Your assignment
Lines from the records below that contain the word "white" are to be copied out.

(Supplied data begins)

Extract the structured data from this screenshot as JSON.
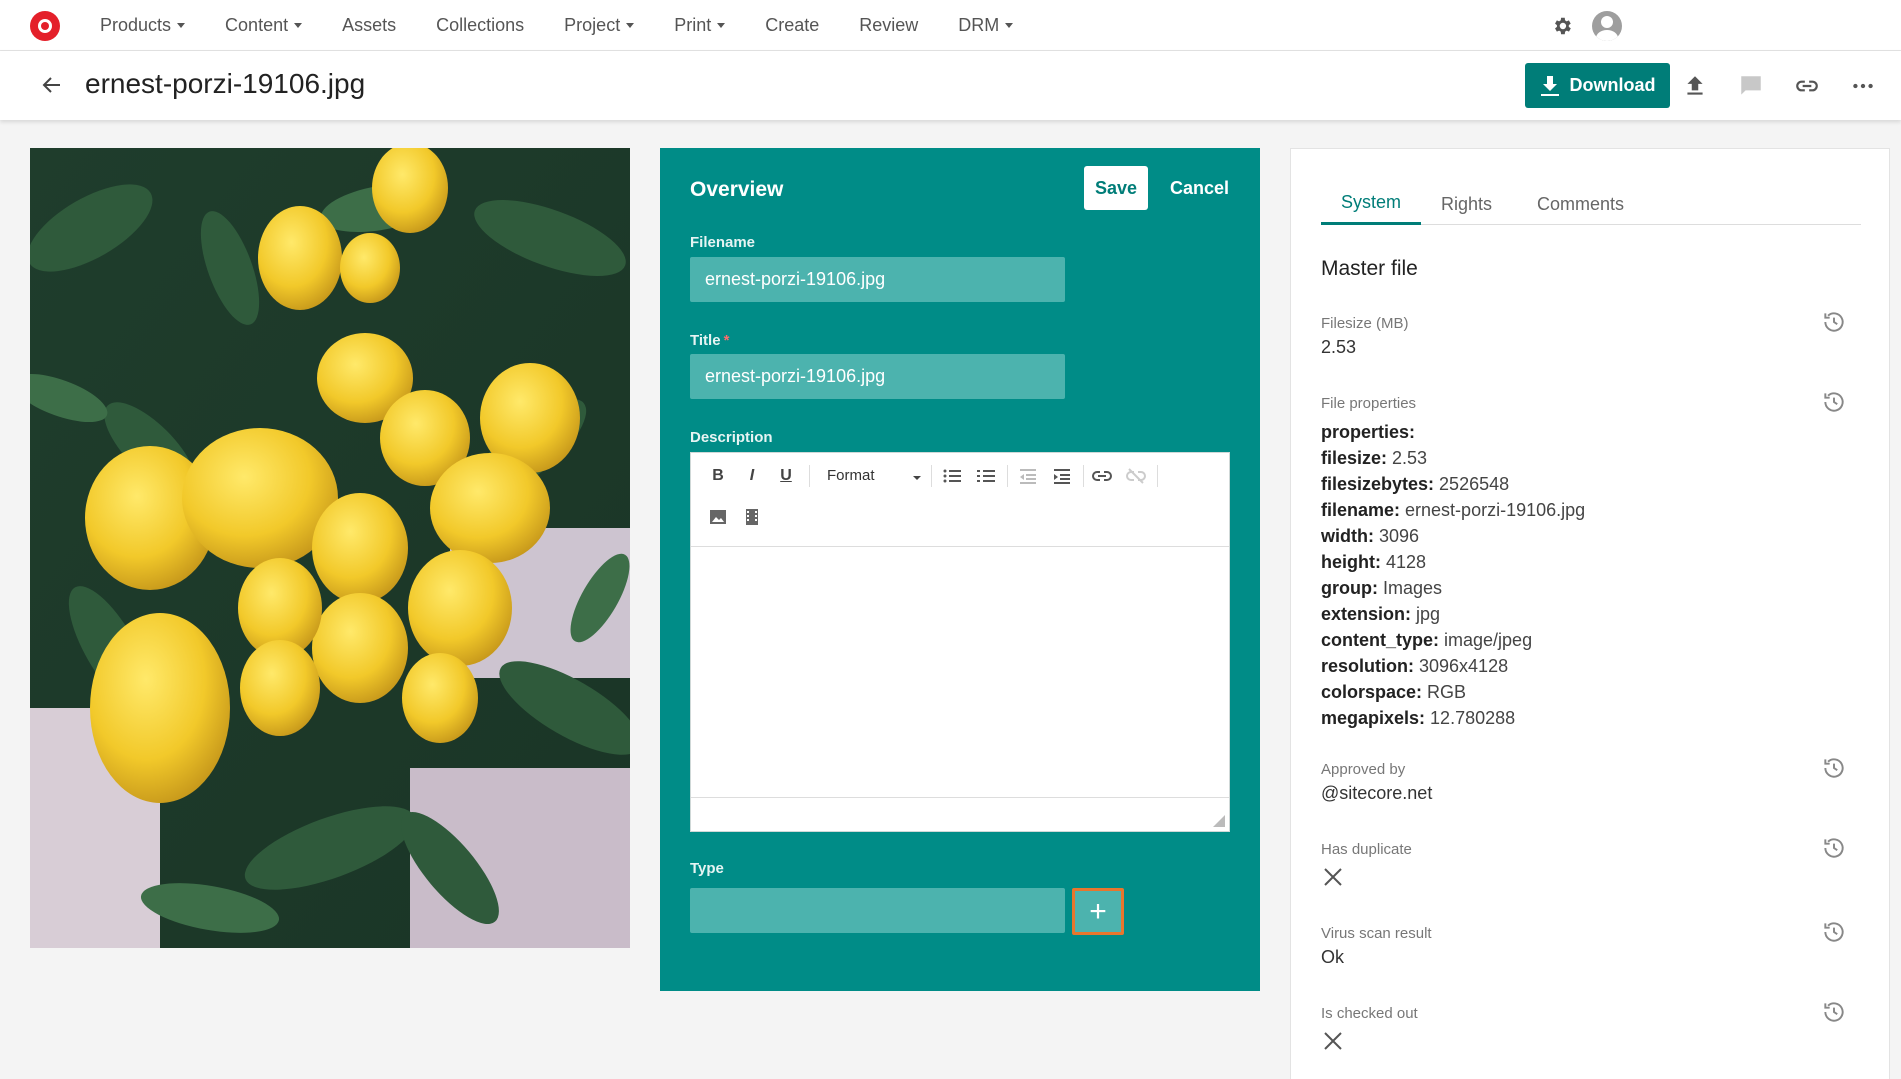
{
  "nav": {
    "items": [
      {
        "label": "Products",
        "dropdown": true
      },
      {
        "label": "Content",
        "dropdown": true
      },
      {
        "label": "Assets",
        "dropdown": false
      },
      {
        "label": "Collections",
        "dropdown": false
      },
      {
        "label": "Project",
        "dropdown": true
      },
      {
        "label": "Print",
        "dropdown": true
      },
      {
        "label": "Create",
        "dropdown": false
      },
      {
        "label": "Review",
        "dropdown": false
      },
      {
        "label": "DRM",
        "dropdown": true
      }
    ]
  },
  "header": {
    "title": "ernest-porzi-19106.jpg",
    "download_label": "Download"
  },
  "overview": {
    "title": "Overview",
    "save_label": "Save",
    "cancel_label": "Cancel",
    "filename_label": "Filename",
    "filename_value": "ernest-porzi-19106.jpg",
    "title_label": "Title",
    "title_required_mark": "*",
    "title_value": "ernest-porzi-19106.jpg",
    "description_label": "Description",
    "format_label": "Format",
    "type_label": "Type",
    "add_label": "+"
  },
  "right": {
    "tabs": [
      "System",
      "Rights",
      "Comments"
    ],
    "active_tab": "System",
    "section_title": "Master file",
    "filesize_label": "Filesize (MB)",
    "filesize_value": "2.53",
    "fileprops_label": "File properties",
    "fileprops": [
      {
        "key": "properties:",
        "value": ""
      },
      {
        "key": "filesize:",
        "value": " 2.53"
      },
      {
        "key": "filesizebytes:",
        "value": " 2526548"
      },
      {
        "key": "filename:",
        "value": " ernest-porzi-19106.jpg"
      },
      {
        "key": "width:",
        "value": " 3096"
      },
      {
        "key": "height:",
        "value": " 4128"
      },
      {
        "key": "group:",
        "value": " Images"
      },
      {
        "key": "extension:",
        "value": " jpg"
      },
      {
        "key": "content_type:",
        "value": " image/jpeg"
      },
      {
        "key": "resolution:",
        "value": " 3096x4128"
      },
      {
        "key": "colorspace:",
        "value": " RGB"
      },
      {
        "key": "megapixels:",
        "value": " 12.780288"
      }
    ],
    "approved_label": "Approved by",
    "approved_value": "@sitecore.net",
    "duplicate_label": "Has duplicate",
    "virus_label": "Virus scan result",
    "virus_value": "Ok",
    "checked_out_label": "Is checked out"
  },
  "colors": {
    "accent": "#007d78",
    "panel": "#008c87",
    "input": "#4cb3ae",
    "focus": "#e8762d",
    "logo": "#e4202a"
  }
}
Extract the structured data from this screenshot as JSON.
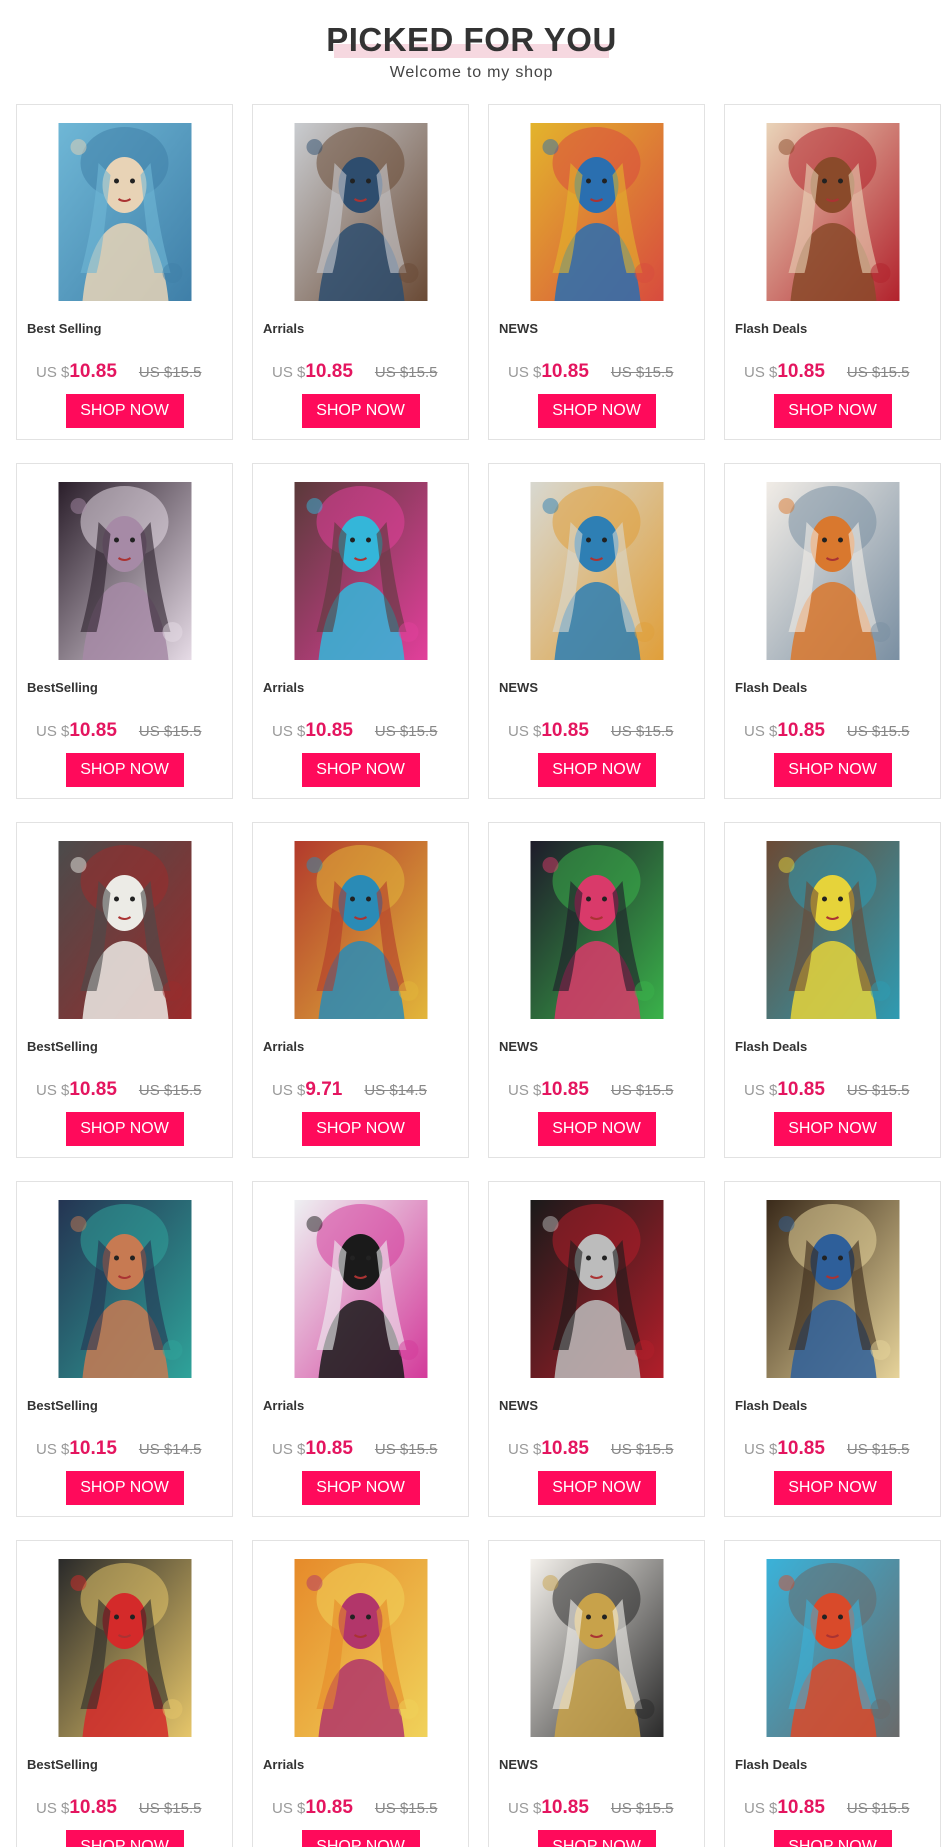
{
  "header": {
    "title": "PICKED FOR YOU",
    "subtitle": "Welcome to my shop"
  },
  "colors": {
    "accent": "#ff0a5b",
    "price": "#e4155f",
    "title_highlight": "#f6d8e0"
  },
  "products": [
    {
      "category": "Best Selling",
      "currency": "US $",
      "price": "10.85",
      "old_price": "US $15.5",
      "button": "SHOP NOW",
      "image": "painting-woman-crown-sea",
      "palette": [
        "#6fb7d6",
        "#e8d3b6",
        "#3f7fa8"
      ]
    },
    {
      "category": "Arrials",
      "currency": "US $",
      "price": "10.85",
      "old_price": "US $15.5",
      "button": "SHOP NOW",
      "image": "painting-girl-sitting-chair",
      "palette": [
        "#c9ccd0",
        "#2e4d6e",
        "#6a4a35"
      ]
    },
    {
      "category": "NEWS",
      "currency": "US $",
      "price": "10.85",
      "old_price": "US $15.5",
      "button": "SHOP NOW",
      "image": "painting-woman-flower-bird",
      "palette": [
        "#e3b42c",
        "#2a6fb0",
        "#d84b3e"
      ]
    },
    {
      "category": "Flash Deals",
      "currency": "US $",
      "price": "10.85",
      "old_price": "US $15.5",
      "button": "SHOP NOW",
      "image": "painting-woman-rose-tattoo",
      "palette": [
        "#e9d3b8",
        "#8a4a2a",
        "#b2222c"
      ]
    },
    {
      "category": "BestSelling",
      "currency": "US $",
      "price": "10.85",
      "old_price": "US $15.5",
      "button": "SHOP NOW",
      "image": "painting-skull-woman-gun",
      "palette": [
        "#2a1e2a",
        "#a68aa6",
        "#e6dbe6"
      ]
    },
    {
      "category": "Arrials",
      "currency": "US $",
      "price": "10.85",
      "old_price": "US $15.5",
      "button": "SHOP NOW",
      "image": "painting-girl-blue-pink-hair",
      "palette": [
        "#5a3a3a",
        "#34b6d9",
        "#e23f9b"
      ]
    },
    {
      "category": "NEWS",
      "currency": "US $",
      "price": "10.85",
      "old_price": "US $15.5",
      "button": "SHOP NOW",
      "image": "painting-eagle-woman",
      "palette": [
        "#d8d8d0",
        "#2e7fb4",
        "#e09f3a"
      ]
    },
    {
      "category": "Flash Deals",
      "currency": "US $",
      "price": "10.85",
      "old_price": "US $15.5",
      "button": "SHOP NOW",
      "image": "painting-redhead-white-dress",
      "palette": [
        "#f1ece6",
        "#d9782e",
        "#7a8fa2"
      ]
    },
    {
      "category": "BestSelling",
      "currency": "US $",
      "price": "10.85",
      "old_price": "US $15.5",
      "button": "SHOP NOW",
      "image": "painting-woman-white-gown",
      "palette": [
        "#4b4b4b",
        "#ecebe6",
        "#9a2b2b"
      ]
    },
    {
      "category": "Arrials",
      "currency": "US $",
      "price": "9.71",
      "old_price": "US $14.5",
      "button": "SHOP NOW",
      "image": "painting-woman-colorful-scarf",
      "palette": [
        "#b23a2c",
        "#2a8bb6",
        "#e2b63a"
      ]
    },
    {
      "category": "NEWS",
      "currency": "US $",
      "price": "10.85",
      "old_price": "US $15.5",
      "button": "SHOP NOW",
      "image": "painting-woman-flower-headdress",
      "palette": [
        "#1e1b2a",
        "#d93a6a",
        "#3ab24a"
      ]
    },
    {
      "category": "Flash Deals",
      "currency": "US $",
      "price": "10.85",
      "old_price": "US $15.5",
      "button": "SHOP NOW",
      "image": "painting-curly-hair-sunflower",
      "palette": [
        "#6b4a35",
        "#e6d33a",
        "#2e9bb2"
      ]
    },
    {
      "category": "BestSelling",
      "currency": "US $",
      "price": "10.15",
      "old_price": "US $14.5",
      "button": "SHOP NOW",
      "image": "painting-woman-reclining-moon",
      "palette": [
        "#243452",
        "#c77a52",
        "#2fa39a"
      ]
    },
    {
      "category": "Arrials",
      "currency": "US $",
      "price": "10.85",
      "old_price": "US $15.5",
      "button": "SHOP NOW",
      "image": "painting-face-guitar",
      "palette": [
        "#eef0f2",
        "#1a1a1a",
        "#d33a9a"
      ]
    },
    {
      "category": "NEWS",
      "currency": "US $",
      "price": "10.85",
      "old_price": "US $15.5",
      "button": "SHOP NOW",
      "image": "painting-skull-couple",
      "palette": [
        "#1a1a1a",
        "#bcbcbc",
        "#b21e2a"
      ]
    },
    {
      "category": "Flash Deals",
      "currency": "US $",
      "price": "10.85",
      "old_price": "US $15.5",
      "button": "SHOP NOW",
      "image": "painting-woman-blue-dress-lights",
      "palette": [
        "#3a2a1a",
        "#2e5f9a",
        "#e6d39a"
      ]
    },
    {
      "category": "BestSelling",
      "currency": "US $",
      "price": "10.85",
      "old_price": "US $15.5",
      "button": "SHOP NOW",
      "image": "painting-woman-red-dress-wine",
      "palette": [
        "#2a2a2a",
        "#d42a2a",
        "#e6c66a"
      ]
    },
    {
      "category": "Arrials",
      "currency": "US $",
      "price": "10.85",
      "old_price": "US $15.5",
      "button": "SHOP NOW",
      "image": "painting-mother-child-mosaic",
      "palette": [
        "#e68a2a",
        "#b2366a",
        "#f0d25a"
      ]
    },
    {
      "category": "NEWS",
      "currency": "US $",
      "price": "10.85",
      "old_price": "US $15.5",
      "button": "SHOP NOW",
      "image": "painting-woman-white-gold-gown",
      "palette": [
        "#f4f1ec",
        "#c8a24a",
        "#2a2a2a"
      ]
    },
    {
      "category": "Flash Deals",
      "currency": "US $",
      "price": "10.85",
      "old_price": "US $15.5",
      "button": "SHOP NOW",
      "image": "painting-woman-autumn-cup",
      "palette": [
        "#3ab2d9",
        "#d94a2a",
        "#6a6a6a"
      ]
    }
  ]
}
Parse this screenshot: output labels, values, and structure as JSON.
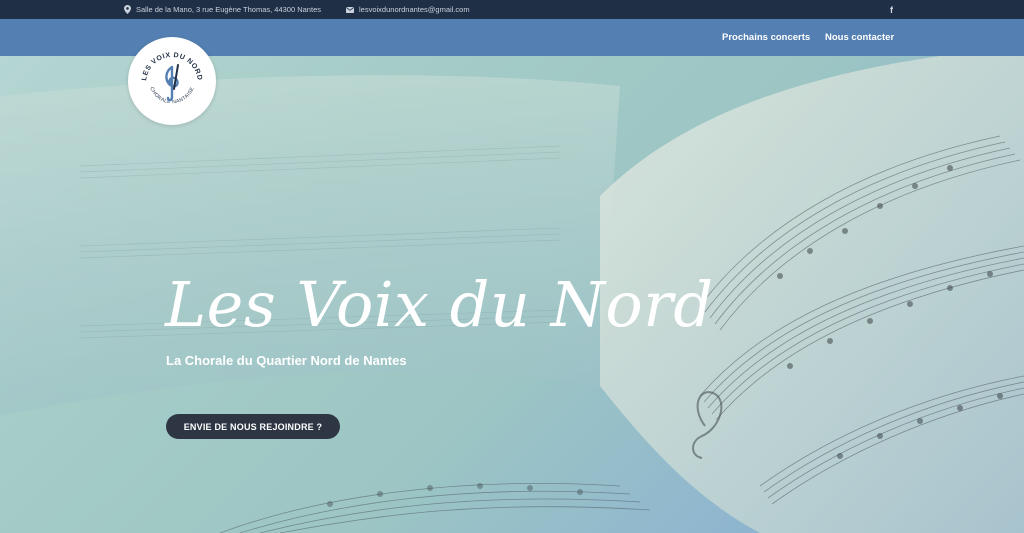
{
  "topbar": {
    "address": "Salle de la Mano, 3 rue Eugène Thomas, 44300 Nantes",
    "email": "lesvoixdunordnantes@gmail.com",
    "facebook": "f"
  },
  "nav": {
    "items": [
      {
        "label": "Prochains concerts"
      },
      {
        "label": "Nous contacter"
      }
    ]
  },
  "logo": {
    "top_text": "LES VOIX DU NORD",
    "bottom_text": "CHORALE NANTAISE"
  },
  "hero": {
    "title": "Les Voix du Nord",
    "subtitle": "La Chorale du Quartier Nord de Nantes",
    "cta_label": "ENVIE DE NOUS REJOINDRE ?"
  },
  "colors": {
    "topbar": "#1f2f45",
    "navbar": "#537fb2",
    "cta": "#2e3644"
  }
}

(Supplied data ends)

Answer to this task
      "image": "painting-redhead-white-dress",
      "image": "painting-woman-white-gown",
      "image": "painting-woman-white-gold-gown",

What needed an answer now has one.